Element data from apps and pages -
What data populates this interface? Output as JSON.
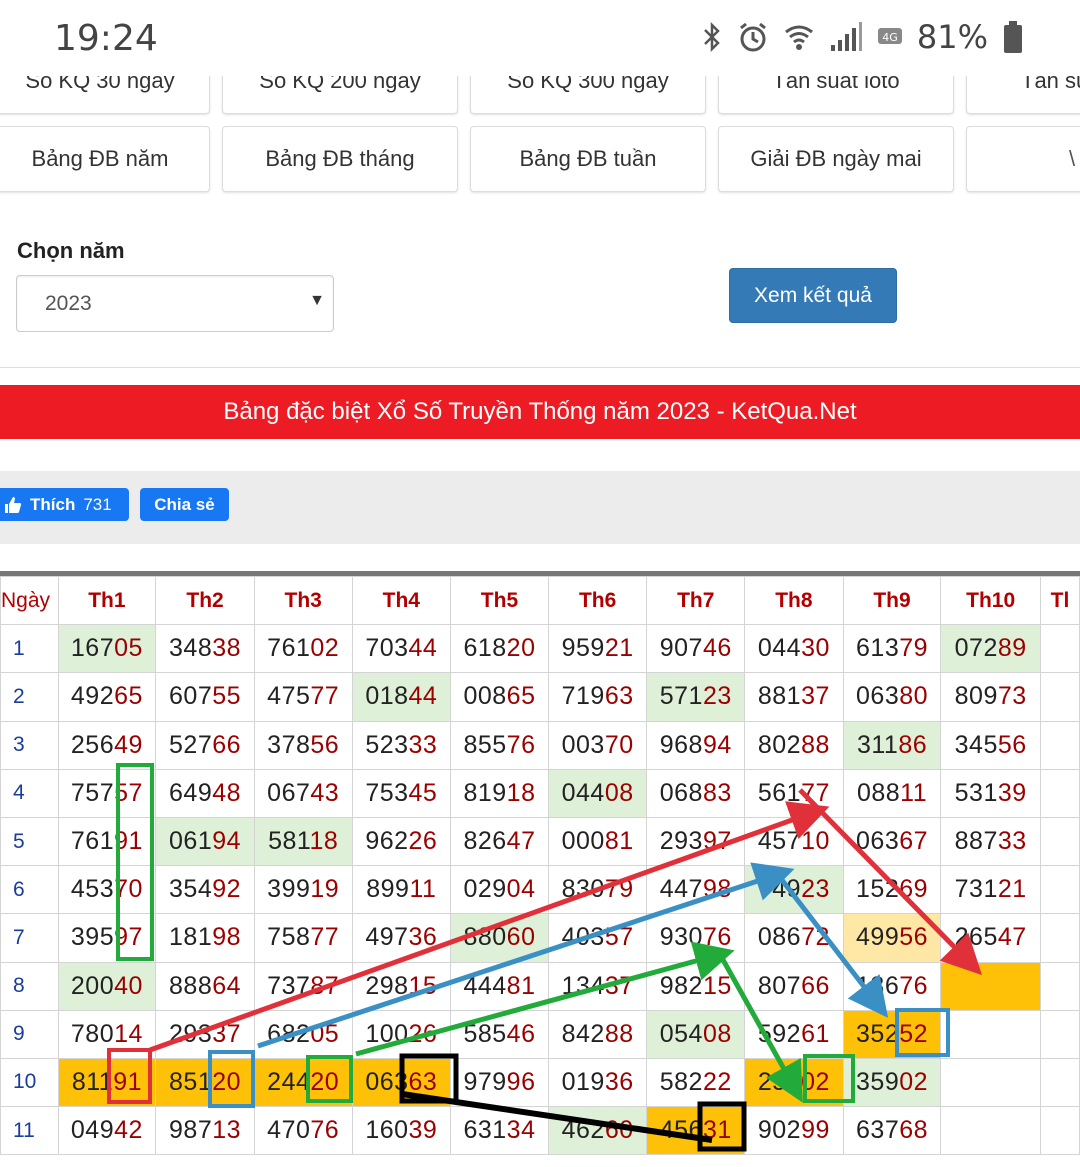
{
  "status_bar": {
    "time": "19:24",
    "battery": "81%",
    "icons": [
      "bluetooth-icon",
      "alarm-icon",
      "wifi-icon",
      "signal-icon",
      "4g-icon",
      "battery-icon"
    ]
  },
  "nav_buttons": {
    "row1": [
      "Số KQ 30 ngày",
      "Số KQ 200 ngày",
      "Số KQ 300 ngày",
      "Tần suất loto",
      "Tần su"
    ],
    "row2": [
      "Bảng ĐB năm",
      "Bảng ĐB tháng",
      "Bảng ĐB tuần",
      "Giải ĐB ngày mai",
      "\\"
    ]
  },
  "year_picker": {
    "label": "Chọn năm",
    "selected": "2023",
    "submit": "Xem kết quả"
  },
  "banner_title": "Bảng đặc biệt Xổ Số Truyền Thống năm 2023 - KetQua.Net",
  "social": {
    "like_label": "Thích",
    "like_count": "731",
    "share_label": "Chia sẻ"
  },
  "colors": {
    "banner": "#ed1c24",
    "header_text": "#b20000",
    "tail_digits": "#9b0000",
    "highlight_green": "#dff0d8",
    "highlight_orange": "#ffc107",
    "button_blue": "#337ab7",
    "facebook_blue": "#1877f2",
    "arrow_red": "#e0303a",
    "arrow_blue": "#3a8fc4",
    "arrow_green": "#22aa3a",
    "arrow_black": "#000000"
  },
  "table": {
    "headers": [
      "Ngày",
      "Th1",
      "Th2",
      "Th3",
      "Th4",
      "Th5",
      "Th6",
      "Th7",
      "Th8",
      "Th9",
      "Th10",
      "Tl"
    ],
    "rows": [
      {
        "day": "1",
        "values": [
          "16705",
          "34838",
          "76102",
          "70344",
          "61820",
          "95921",
          "90746",
          "04430",
          "61379",
          "07289",
          ""
        ]
      },
      {
        "day": "2",
        "values": [
          "49265",
          "60755",
          "47577",
          "01844",
          "00865",
          "71963",
          "57123",
          "88137",
          "06380",
          "80973",
          ""
        ]
      },
      {
        "day": "3",
        "values": [
          "25649",
          "52766",
          "37856",
          "52333",
          "85576",
          "00370",
          "96894",
          "80288",
          "31186",
          "34556",
          ""
        ]
      },
      {
        "day": "4",
        "values": [
          "75757",
          "64948",
          "06743",
          "75345",
          "81918",
          "04408",
          "06883",
          "56177",
          "08811",
          "53139",
          ""
        ]
      },
      {
        "day": "5",
        "values": [
          "76191",
          "06194",
          "58118",
          "96226",
          "82647",
          "00081",
          "29397",
          "45710",
          "06367",
          "88733",
          ""
        ]
      },
      {
        "day": "6",
        "values": [
          "45370",
          "35492",
          "39919",
          "89911",
          "02904",
          "83079",
          "44798",
          "74923",
          "15269",
          "73121",
          ""
        ]
      },
      {
        "day": "7",
        "values": [
          "39597",
          "18198",
          "75877",
          "49736",
          "88060",
          "40357",
          "93076",
          "08672",
          "49956",
          "26547",
          ""
        ]
      },
      {
        "day": "8",
        "values": [
          "20040",
          "88864",
          "73787",
          "29815",
          "44481",
          "13437",
          "98215",
          "80766",
          "13676",
          "",
          ""
        ]
      },
      {
        "day": "9",
        "values": [
          "78014",
          "29337",
          "68205",
          "10026",
          "58546",
          "84288",
          "05408",
          "59261",
          "35252",
          "",
          ""
        ]
      },
      {
        "day": "10",
        "values": [
          "81191",
          "85120",
          "24420",
          "06363",
          "97996",
          "01936",
          "58222",
          "25102",
          "35902",
          "",
          ""
        ]
      },
      {
        "day": "11",
        "values": [
          "04942",
          "98713",
          "47076",
          "16039",
          "63134",
          "46260",
          "45631",
          "90299",
          "63768",
          "",
          ""
        ]
      }
    ]
  }
}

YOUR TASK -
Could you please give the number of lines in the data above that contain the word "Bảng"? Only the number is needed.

EXERCISE RESULT -
4